• in Japan, after the earthquake, people who were registered were evacuated first

2. When seeing patients planning travel, discuss the common, non-infectious perils of travel (e.g., accidents, safer sex, alcohol, safe travel for women).

- motor vehicle accidents (higher rate of tourist death than all infectious disease combined), safe sex (countries with higher rates of HIV, Hep B and C, pcn resistant gonorrhoea), alcohol, safe travel for women, sun exposure, dehydration, travel induced conditions (barotrauma, jet lag, motion sickness, DVT)
-risk assessment: who (pt), where (destinations), when (departure date and trip duration), why (purpose), what (activities), how (nature and style of travel)

3. In patients presenting with symptoms of infection without an obvious cause, especially those with a fever, enquire about recent travel history to identify potential sources (especially, but not exclusively, malaria).

-malaria: blood films
-dengue: IgG testing
-consider stool testing for parasites
-HIV seroconversion

4. Provide prevention and treatment advice and prescribe medications for common conditions associated with travel (e.g., traveler’s diarrhea, altitude sickness).

-contaminated food and water

• e coli, Hep A (3-5 cases/1000 travellers/month), salmonella, parasites(ex giardi), typhoid fever, campylobacter
• "boil it, cook it, peel it, or forget it", drink bottled water
• traveller's diarrhea:
◦ Pep to-Bismol 2 tabs qid for prophylaxis (unless ASA allergy)
◦ ciprofloxacin 500 mg po bid M:5days for treatment in adults, azythromycin in children
◦ azithromycin is also recommended (currently) for Thailand, Vietnam, India,Mexico in the summer, and Nepal (due to Cipro resistance)
◦ loperamide if no fever or bloody stools
◦ electrolyte replacement

- altitude sickness

• acetazolamide 250mg po bid
• allow 2-3 days to acclimatize before strenuous activity

-insect bites

• depends on season, altitude, location
• dusk to dawn biting mosquito risk of malaria
• day biting mosquito risk of dengue
• DEET (no DEET if children <6 mos, 10% DEET if 6mos-2 years), protective clothing, stay indoors, mosquito nets

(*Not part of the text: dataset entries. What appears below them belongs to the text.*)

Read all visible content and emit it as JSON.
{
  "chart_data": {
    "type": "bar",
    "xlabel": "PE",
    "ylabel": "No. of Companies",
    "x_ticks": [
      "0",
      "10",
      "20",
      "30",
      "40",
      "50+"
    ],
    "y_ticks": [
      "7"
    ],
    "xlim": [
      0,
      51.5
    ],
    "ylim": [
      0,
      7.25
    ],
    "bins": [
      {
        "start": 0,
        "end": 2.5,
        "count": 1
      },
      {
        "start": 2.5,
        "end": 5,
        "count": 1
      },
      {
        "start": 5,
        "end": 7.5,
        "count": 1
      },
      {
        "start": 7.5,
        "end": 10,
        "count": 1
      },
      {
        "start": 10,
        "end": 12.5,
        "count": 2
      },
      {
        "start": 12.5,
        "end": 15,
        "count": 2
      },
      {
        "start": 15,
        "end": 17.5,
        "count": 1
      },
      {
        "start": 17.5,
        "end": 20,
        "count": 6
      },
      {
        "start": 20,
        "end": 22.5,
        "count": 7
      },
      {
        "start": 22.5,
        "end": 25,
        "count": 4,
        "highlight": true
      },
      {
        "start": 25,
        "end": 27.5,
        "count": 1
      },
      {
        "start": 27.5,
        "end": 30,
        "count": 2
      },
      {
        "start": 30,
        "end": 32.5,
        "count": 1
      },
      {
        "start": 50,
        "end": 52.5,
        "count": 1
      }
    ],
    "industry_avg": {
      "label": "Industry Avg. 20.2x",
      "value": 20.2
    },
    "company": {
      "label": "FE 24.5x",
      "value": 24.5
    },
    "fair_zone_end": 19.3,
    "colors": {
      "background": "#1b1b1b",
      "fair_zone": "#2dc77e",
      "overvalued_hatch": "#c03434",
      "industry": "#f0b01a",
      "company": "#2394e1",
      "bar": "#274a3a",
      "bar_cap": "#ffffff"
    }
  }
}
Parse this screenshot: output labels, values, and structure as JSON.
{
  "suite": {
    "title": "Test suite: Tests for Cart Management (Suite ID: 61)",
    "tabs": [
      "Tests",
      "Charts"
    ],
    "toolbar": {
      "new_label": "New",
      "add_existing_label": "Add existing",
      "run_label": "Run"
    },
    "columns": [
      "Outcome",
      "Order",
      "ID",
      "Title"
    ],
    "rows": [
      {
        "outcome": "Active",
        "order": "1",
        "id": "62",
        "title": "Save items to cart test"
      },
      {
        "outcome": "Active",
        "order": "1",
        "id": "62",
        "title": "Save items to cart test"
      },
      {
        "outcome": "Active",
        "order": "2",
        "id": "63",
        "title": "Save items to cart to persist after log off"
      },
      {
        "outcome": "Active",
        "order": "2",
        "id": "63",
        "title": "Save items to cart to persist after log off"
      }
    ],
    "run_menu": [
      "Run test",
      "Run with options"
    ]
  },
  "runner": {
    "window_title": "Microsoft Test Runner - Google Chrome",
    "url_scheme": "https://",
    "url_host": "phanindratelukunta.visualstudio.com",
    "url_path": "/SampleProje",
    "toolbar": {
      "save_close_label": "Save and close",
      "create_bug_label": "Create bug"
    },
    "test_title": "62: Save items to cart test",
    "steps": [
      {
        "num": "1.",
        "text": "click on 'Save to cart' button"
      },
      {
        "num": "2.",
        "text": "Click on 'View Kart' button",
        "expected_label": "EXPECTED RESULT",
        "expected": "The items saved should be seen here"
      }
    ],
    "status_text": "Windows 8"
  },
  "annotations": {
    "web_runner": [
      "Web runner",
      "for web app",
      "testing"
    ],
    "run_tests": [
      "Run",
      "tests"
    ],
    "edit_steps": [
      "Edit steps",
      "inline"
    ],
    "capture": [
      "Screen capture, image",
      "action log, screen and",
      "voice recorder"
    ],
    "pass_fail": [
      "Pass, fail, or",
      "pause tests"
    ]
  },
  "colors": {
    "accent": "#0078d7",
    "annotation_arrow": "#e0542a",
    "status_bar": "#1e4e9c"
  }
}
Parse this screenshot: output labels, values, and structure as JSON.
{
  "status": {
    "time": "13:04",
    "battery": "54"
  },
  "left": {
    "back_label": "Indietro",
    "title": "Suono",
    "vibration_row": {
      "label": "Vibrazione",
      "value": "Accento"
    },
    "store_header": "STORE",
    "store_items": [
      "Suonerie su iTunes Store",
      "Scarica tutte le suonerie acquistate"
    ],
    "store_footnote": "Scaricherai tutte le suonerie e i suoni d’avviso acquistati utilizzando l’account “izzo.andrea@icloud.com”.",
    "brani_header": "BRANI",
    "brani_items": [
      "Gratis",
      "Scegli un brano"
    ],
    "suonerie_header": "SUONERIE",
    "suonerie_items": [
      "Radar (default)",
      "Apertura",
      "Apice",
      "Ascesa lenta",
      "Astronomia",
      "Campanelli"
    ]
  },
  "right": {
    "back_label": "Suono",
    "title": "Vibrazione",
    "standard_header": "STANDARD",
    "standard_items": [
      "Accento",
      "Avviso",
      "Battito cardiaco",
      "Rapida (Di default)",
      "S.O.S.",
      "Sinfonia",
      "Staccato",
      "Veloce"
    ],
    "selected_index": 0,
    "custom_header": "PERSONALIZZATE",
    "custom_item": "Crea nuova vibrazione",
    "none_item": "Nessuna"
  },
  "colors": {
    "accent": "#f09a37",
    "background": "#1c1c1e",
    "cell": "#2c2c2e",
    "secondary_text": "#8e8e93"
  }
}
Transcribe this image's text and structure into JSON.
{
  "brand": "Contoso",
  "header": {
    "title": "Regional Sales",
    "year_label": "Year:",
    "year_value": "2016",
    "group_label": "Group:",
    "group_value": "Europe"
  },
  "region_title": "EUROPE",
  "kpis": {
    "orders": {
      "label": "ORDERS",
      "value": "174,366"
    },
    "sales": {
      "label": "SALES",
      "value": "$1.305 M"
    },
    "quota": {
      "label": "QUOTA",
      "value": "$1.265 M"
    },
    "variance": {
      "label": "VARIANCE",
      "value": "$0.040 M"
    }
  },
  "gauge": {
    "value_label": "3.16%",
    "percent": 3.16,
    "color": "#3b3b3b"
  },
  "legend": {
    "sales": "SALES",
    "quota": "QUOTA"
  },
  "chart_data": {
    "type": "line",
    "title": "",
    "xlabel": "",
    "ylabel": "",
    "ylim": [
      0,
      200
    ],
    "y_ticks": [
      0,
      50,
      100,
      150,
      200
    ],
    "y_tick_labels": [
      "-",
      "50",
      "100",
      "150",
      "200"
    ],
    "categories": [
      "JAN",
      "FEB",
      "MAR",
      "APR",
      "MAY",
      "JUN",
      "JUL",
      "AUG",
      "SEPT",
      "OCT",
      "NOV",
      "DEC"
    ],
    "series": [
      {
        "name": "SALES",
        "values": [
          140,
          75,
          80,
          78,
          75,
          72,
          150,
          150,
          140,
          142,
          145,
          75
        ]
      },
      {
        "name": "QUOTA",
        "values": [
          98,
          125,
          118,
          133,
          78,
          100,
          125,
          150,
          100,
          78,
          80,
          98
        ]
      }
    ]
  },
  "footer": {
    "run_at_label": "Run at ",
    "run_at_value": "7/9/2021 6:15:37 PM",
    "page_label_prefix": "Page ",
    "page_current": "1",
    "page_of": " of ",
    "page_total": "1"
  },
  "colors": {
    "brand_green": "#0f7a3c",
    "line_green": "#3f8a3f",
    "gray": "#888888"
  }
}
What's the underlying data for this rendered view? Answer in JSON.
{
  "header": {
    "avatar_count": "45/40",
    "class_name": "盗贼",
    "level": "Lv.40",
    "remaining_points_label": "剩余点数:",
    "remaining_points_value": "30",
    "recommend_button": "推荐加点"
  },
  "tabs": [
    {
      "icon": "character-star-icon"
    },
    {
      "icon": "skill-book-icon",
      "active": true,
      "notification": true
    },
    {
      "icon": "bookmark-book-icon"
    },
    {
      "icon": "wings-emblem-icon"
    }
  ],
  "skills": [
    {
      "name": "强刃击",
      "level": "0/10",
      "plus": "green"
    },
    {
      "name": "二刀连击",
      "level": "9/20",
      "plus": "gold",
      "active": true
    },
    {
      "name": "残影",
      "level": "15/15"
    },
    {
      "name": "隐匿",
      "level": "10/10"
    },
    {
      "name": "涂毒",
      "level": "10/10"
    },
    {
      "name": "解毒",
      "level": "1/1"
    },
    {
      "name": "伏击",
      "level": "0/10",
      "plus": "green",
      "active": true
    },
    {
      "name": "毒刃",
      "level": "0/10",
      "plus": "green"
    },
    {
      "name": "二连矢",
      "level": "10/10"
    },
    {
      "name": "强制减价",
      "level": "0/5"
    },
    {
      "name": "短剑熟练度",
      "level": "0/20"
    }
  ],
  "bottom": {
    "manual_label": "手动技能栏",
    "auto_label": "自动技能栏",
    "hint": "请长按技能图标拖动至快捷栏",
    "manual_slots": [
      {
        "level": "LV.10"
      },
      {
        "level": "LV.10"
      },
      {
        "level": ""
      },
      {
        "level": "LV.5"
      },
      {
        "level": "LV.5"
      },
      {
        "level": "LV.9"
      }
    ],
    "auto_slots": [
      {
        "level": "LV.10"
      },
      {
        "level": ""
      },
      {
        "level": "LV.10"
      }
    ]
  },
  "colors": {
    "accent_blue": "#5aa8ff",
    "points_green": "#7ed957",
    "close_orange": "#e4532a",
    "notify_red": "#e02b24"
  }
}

-malaria prophylaxis

• chloroquine if chloroquine sens area: start 1 week before, take weekly, take 4 weeks after
• mefloquine if chl-resistant: start 1 week before, take weekly, 4 weeks after, can cause nausea, dizziness, difficulty sleeping, moodiness, vivid dreams, do not give if psych or sz hx
• doxycycline if chl-resistant and can't tolerate mefloquine: start 2 days before, take daily, 4 weeks after, causes photo sens
• malarone if chl-resistant: start 2 days before, take daily, 7 days after, less reactions but expensive


• dogs, bats, cats, monkeys, racoons, foxes, skunks are carriers, transmitted by licking, scratching, biting
• vaccine expensive (600$), post exposure prophylaxis (Ig serum) availability dependent on country

5. Ensure patients understand how to manage their chronic disease while traveling (e.g., diabetes, asthma, international normalized ratios [INRs]).

- diabetes, asthma, pregnancy, cardiovascular and pulmonary disease, INRs
-medical alert bracelets, appropriate medications, travel insurance, rescue meds (ie puffers)

6. Use patient visits for travel advice as an opportunity to update routine vaccinations.

- Td q 10yrs, MMR booster if only received once dose in childhood, Hep B if not received, Pertussis booster, polio if not received
-single Hep A vaccine gives roughly 95% immunity in 4 weeks, booster given in 6-12 mos confers immunity for at least 20 yrs
-single Hep B vaccine gives 60% immunity, usual dosage regime is 0, 1, 6 mos but can be given 0, 7, and 21 days
-depending on travel, pts may require yellow fever and meningococcus vaccinations for border crossings
-food and water risks: typhoid, Hep A
-destination specific: Japanese encephalitis, yellow fever, malaria, meningitis
-long term stay: rabies, Mantoux, Hep B
-high risk travellers: diabetes, pregnancy, immunosuppressed (beware of live attenuated vaccines)

7. Advise patients to check insurance coverage issues especially in regard to recent changes in chronic disease and any recent treatment changes.

-detailed signed contract with emergency repatriation

8. Advise patients traveling with medications to have an adequate supply, documentation of need for use, and to transport them securely (e.g., carry-on bag).

-pharmacy labelled, carry-on bag, personal identification (medical alert bracelet)

Study Guide

Travel Medicine